From the first line to the last, retype the data below exactly.
============
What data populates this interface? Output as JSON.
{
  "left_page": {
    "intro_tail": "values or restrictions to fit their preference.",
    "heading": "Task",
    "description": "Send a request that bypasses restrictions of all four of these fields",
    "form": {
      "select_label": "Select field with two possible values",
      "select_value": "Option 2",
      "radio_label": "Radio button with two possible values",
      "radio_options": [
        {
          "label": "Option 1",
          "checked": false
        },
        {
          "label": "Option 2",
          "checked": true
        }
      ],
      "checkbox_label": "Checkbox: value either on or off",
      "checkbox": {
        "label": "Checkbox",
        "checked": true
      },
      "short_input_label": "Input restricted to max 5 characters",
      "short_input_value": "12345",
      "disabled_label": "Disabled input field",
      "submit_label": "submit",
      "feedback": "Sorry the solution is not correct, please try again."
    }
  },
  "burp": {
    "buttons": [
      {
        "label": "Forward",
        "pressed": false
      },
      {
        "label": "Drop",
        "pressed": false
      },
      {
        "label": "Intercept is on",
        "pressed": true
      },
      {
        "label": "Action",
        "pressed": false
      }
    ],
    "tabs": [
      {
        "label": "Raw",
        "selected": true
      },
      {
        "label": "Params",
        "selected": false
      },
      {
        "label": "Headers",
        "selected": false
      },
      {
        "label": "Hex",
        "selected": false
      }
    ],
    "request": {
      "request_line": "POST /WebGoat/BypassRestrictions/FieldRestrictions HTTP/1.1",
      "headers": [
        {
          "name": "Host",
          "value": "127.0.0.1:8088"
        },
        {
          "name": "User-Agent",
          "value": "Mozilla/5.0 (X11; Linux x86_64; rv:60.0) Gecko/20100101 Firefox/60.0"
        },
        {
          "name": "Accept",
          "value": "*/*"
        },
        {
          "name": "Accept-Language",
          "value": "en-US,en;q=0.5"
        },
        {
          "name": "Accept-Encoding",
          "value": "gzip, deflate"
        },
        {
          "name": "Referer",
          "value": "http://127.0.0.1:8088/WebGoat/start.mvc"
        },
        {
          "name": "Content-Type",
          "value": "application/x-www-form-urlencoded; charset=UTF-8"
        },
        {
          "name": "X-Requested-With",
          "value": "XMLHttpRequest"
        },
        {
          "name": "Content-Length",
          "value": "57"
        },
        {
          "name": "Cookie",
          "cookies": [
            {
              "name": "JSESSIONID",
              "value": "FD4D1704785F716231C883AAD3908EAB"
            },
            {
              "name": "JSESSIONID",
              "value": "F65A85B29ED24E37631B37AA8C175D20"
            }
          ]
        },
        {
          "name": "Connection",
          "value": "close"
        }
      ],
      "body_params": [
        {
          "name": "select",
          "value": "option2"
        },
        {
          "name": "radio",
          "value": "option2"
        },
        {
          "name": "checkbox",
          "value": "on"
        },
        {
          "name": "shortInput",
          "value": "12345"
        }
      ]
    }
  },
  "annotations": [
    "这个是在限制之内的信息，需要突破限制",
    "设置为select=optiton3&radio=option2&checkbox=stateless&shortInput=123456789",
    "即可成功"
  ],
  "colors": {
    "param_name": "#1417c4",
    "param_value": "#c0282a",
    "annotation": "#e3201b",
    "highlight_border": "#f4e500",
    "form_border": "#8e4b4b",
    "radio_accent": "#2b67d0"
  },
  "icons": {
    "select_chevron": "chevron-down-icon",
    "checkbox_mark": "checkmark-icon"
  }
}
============
◆ Reply:
What data populates this interface? Output as JSON.
{
  "left_page": {
    "intro_tail": "values or restrictions to fit their preference.",
    "heading": "Task",
    "description": "Send a request that bypasses restrictions of all four of these fields",
    "form": {
      "select_label": "Select field with two possible values",
      "select_value": "Option 2",
      "radio_label": "Radio button with two possible values",
      "radio_options": [
        {
          "label": "Option 1",
          "checked": false
        },
        {
          "label": "Option 2",
          "checked": true
        }
      ],
      "checkbox_label": "Checkbox: value either on or off",
      "checkbox": {
        "label": "Checkbox",
        "checked": true
      },
      "short_input_label": "Input restricted to max 5 characters",
      "short_input_value": "12345",
      "disabled_label": "Disabled input field",
      "submit_label": "submit",
      "feedback": "Sorry the solution is not correct, please try again."
    }
  },
  "burp": {
    "buttons": [
      {
        "label": "Forward",
        "pressed": false
      },
      {
        "label": "Drop",
        "pressed": false
      },
      {
        "label": "Intercept is on",
        "pressed": true
      },
      {
        "label": "Action",
        "pressed": false
      }
    ],
    "tabs": [
      {
        "label": "Raw",
        "selected": true
      },
      {
        "label": "Params",
        "selected": false
      },
      {
        "label": "Headers",
        "selected": false
      },
      {
        "label": "Hex",
        "selected": false
      }
    ],
    "request": {
      "request_line": "POST /WebGoat/BypassRestrictions/FieldRestrictions HTTP/1.1",
      "headers": [
        {
          "name": "Host",
          "value": "127.0.0.1:8088"
        },
        {
          "name": "User-Agent",
          "value": "Mozilla/5.0 (X11; Linux x86_64; rv:60.0) Gecko/20100101 Firefox/60.0"
        },
        {
          "name": "Accept",
          "value": "*/*"
        },
        {
          "name": "Accept-Language",
          "value": "en-US,en;q=0.5"
        },
        {
          "name": "Accept-Encoding",
          "value": "gzip, deflate"
        },
        {
          "name": "Referer",
          "value": "http://127.0.0.1:8088/WebGoat/start.mvc"
        },
        {
          "name": "Content-Type",
          "value": "application/x-www-form-urlencoded; charset=UTF-8"
        },
        {
          "name": "X-Requested-With",
          "value": "XMLHttpRequest"
        },
        {
          "name": "Content-Length",
          "value": "57"
        },
        {
          "name": "Cookie",
          "cookies": [
            {
              "name": "JSESSIONID",
              "value": "FD4D1704785F716231C883AAD3908EAB"
            },
            {
              "name": "JSESSIONID",
              "value": "F65A85B29ED24E37631B37AA8C175D20"
            }
          ]
        },
        {
          "name": "Connection",
          "value": "close"
        }
      ],
      "body_params": [
        {
          "name": "select",
          "value": "option2"
        },
        {
          "name": "radio",
          "value": "option2"
        },
        {
          "name": "checkbox",
          "value": "on"
        },
        {
          "name": "shortInput",
          "value": "12345"
        }
      ]
    }
  },
  "annotations": [
    "这个是在限制之内的信息，需要突破限制",
    "设置为select=optiton3&radio=option2&checkbox=stateless&shortInput=123456789",
    "即可成功"
  ],
  "colors": {
    "param_name": "#1417c4",
    "param_value": "#c0282a",
    "annotation": "#e3201b",
    "highlight_border": "#f4e500",
    "form_border": "#8e4b4b",
    "radio_accent": "#2b67d0"
  },
  "icons": {
    "select_chevron": "chevron-down-icon",
    "checkbox_mark": "checkmark-icon"
  }
}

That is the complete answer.